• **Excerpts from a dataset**
--*--
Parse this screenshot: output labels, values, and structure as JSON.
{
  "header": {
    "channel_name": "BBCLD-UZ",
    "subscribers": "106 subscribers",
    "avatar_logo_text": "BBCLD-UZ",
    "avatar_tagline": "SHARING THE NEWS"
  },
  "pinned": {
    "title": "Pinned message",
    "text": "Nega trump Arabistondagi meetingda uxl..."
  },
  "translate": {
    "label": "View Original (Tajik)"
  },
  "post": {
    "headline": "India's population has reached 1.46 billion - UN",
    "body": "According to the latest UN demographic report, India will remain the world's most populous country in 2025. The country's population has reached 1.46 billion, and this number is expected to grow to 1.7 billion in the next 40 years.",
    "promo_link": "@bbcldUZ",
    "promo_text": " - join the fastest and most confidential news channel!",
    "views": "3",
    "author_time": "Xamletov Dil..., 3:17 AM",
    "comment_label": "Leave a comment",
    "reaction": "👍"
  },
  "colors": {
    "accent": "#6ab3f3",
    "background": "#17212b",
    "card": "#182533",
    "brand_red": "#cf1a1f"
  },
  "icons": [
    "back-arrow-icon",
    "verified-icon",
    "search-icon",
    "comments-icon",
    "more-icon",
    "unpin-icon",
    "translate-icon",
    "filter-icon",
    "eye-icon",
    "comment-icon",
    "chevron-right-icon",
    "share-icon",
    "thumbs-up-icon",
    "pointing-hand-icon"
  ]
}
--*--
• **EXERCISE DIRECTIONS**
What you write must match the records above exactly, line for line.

• **RESULT OF THIS EXERCISE**
Parse this screenshot: output labels, values, and structure as JSON.
{
  "header": {
    "channel_name": "BBCLD-UZ",
    "subscribers": "106 subscribers",
    "avatar_logo_text": "BBCLD-UZ",
    "avatar_tagline": "SHARING THE NEWS"
  },
  "pinned": {
    "title": "Pinned message",
    "text": "Nega trump Arabistondagi meetingda uxl..."
  },
  "translate": {
    "label": "View Original (Tajik)"
  },
  "post": {
    "headline": "India's population has reached 1.46 billion - UN",
    "body": "According to the latest UN demographic report, India will remain the world's most populous country in 2025. The country's population has reached 1.46 billion, and this number is expected to grow to 1.7 billion in the next 40 years.",
    "promo_link": "@bbcldUZ",
    "promo_text": " - join the fastest and most confidential news channel!",
    "views": "3",
    "author_time": "Xamletov Dil..., 3:17 AM",
    "comment_label": "Leave a comment",
    "reaction": "👍"
  },
  "colors": {
    "accent": "#6ab3f3",
    "background": "#17212b",
    "card": "#182533",
    "brand_red": "#cf1a1f"
  },
  "icons": [
    "back-arrow-icon",
    "verified-icon",
    "search-icon",
    "comments-icon",
    "more-icon",
    "unpin-icon",
    "translate-icon",
    "filter-icon",
    "eye-icon",
    "comment-icon",
    "chevron-right-icon",
    "share-icon",
    "thumbs-up-icon",
    "pointing-hand-icon"
  ]
}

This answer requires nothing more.